So over the long term, even, even with the, you know, fluctuations we’ve seen in 2020 and 2019. So I should make the choice that optimizes my long term interest rate. I mean, just overall, I think, you know, even stepping back to, cause I know some of your listeners are going to be people who are not even in college yet, or at least I hope so. Cause I think they would really learn a lot from your podcast.
Chris Pratt: Absolutely.
Dr. Matt Rutledge: I think if you’re thinking about taking on student debt while the amounts might seem really big and actually just not very concrete at all, you know, this is really just abstract concepts to you at this point. You’ve never seen money this big. Student loans often make education possible that wouldn’t otherwise be possible. And I use the example of the fact that I am hundreds of thousands of dollars in debt right now, personally, that sounds scary, but it’s because I’m a homeowner with a mortgage.
I wouldn’t be able to afford my home if mortgages didn’t exist. And if I wasn’t willing to take on that mortgage, I probably wouldn’t. I would definitely, it would take me decades to be able to save up enough, to afford a decent home in the Boston suburbs where I live. And if we didn’t have mortgages overall, I doubt that the homes would be worth as much as they are. I wouldn’t have had to pay so much to the person who sold me, their house, student loans. I think by the same token, make it possible for us to go to the kinds of schools that, you know, unless we had a whole bunch of money saved up, we wouldn’t be able to, to reach out to, um, so I have kids, I have a 10 year old and a nine year old, and I am putting money aside in a 529 plan to make sure that they’re ready for college, but I’m not aiming to be able to hunt, to finance a hundred percent of their college education with that 529 plan.

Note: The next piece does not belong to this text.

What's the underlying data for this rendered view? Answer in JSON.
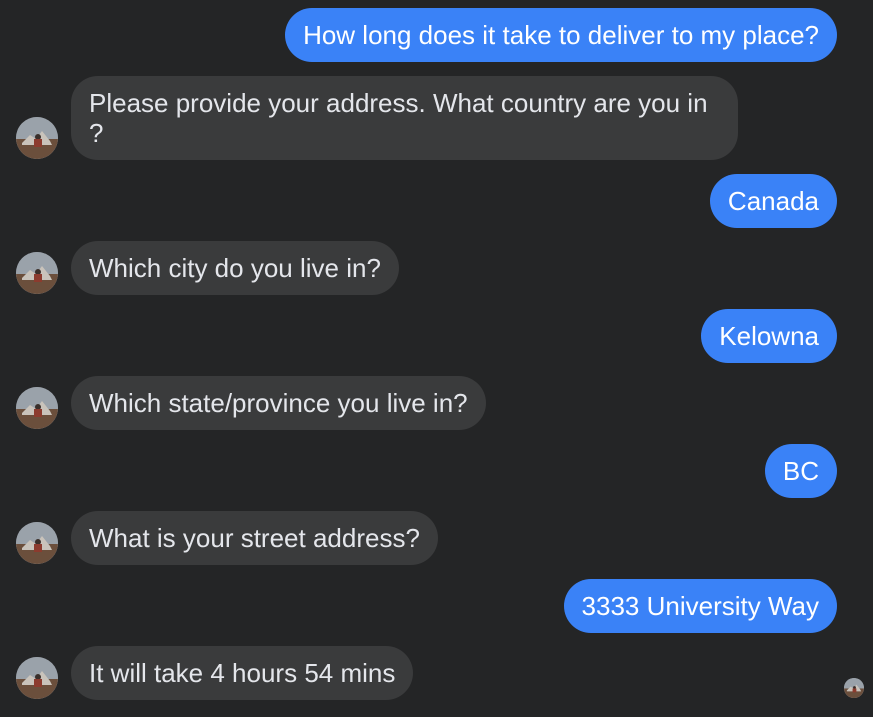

And that’s for several reasons, maybe they don’t want to go to college at all. Maybe they come to Boston college and they get a good, good tuition discount if I still work here. Um, or maybe it’s just good for them to have a small, but manageable student loan. Maybe it keeps their skin in the game. It gets them to realize that this is on them to make sure that they are getting the most out of their college education because ultimately they are paying for their investment in themselves. So they’re not just relying on dad to do it.
Chris Pratt: Absolutely, well we’re out of time. Thank you so much for coming on the show. Again, this is Dr. Matt Rutledge and you can read this Do young adults with student debt save less for retirement?” Again, Dr. Matt Rutledge. Thank you so much for coming on the show. This was, this was really fun.
Dr. Matt Rutledge: Thanks for having me. This was a great conversation.